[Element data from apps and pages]
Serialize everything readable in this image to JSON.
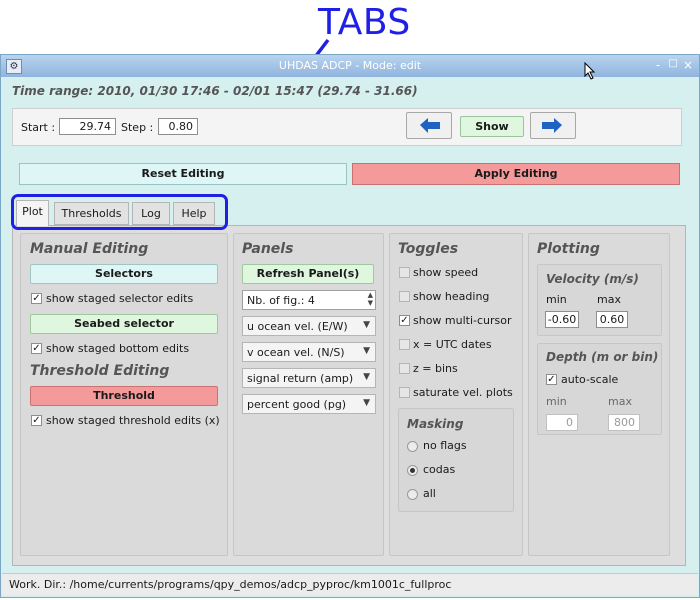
{
  "annotation": {
    "label": "TABS",
    "color": "#1f1fe6"
  },
  "window": {
    "title": "UHDAS ADCP - Mode: edit",
    "controls": [
      "-",
      "□",
      "×"
    ]
  },
  "time_range": "Time range: 2010, 01/30 17:46 - 02/01 15:47 (29.74 - 31.66)",
  "nav": {
    "start_label": "Start :",
    "start_value": "29.74",
    "step_label": "Step :",
    "step_value": "0.80",
    "show_label": "Show"
  },
  "actions": {
    "reset_label": "Reset Editing",
    "apply_label": "Apply Editing"
  },
  "tabs": [
    {
      "label": "Plot",
      "active": true
    },
    {
      "label": "Thresholds",
      "active": false
    },
    {
      "label": "Log",
      "active": false
    },
    {
      "label": "Help",
      "active": false
    }
  ],
  "manual_editing": {
    "heading": "Manual Editing",
    "selectors_button": "Selectors",
    "show_staged_selector": {
      "label": "show staged selector edits",
      "checked": true
    },
    "seabed_button": "Seabed selector",
    "show_staged_bottom": {
      "label": "show staged bottom edits",
      "checked": true
    }
  },
  "threshold_editing": {
    "heading": "Threshold Editing",
    "threshold_button": "Threshold",
    "show_staged_threshold": {
      "label": "show staged threshold edits (x)",
      "checked": true
    }
  },
  "panels": {
    "heading": "Panels",
    "refresh_button": "Refresh Panel(s)",
    "nb_fig": "Nb. of fig.: 4",
    "selects": [
      "u ocean vel. (E/W)",
      "v ocean vel. (N/S)",
      "signal return (amp)",
      "percent good (pg)"
    ]
  },
  "toggles": {
    "heading": "Toggles",
    "items": [
      {
        "label": "show speed",
        "checked": false
      },
      {
        "label": "show heading",
        "checked": false
      },
      {
        "label": "show multi-cursor",
        "checked": true
      },
      {
        "label": "x = UTC dates",
        "checked": false
      },
      {
        "label": "z = bins",
        "checked": false
      },
      {
        "label": "saturate vel. plots",
        "checked": false
      }
    ]
  },
  "masking": {
    "heading": "Masking",
    "options": [
      {
        "label": "no flags",
        "selected": false
      },
      {
        "label": "codas",
        "selected": true
      },
      {
        "label": "all",
        "selected": false
      }
    ]
  },
  "plotting": {
    "heading": "Plotting",
    "velocity": {
      "heading": "Velocity (m/s)",
      "min_label": "min",
      "max_label": "max",
      "min_value": "-0.60",
      "max_value": "0.60"
    },
    "depth": {
      "heading": "Depth (m or bin)",
      "autoscale_label": "auto-scale",
      "autoscale_checked": true,
      "min_label": "min",
      "max_label": "max",
      "min_value": "0",
      "max_value": "800"
    }
  },
  "status": "Work. Dir.: /home/currents/programs/qpy_demos/adcp_pyproc/km1001c_fullproc"
}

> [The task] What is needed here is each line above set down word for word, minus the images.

> [Task answer]
Serialize everything readable in this image to JSON.
{
  "annotation": {
    "label": "TABS",
    "color": "#1f1fe6"
  },
  "window": {
    "title": "UHDAS ADCP - Mode: edit",
    "controls": [
      "-",
      "□",
      "×"
    ]
  },
  "time_range": "Time range: 2010, 01/30 17:46 - 02/01 15:47 (29.74 - 31.66)",
  "nav": {
    "start_label": "Start :",
    "start_value": "29.74",
    "step_label": "Step :",
    "step_value": "0.80",
    "show_label": "Show"
  },
  "actions": {
    "reset_label": "Reset Editing",
    "apply_label": "Apply Editing"
  },
  "tabs": [
    {
      "label": "Plot",
      "active": true
    },
    {
      "label": "Thresholds",
      "active": false
    },
    {
      "label": "Log",
      "active": false
    },
    {
      "label": "Help",
      "active": false
    }
  ],
  "manual_editing": {
    "heading": "Manual Editing",
    "selectors_button": "Selectors",
    "show_staged_selector": {
      "label": "show staged selector edits",
      "checked": true
    },
    "seabed_button": "Seabed selector",
    "show_staged_bottom": {
      "label": "show staged bottom edits",
      "checked": true
    }
  },
  "threshold_editing": {
    "heading": "Threshold Editing",
    "threshold_button": "Threshold",
    "show_staged_threshold": {
      "label": "show staged threshold edits (x)",
      "checked": true
    }
  },
  "panels": {
    "heading": "Panels",
    "refresh_button": "Refresh Panel(s)",
    "nb_fig": "Nb. of fig.: 4",
    "selects": [
      "u ocean vel. (E/W)",
      "v ocean vel. (N/S)",
      "signal return (amp)",
      "percent good (pg)"
    ]
  },
  "toggles": {
    "heading": "Toggles",
    "items": [
      {
        "label": "show speed",
        "checked": false
      },
      {
        "label": "show heading",
        "checked": false
      },
      {
        "label": "show multi-cursor",
        "checked": true
      },
      {
        "label": "x = UTC dates",
        "checked": false
      },
      {
        "label": "z = bins",
        "checked": false
      },
      {
        "label": "saturate vel. plots",
        "checked": false
      }
    ]
  },
  "masking": {
    "heading": "Masking",
    "options": [
      {
        "label": "no flags",
        "selected": false
      },
      {
        "label": "codas",
        "selected": true
      },
      {
        "label": "all",
        "selected": false
      }
    ]
  },
  "plotting": {
    "heading": "Plotting",
    "velocity": {
      "heading": "Velocity (m/s)",
      "min_label": "min",
      "max_label": "max",
      "min_value": "-0.60",
      "max_value": "0.60"
    },
    "depth": {
      "heading": "Depth (m or bin)",
      "autoscale_label": "auto-scale",
      "autoscale_checked": true,
      "min_label": "min",
      "max_label": "max",
      "min_value": "0",
      "max_value": "800"
    }
  },
  "status": "Work. Dir.: /home/currents/programs/qpy_demos/adcp_pyproc/km1001c_fullproc"
}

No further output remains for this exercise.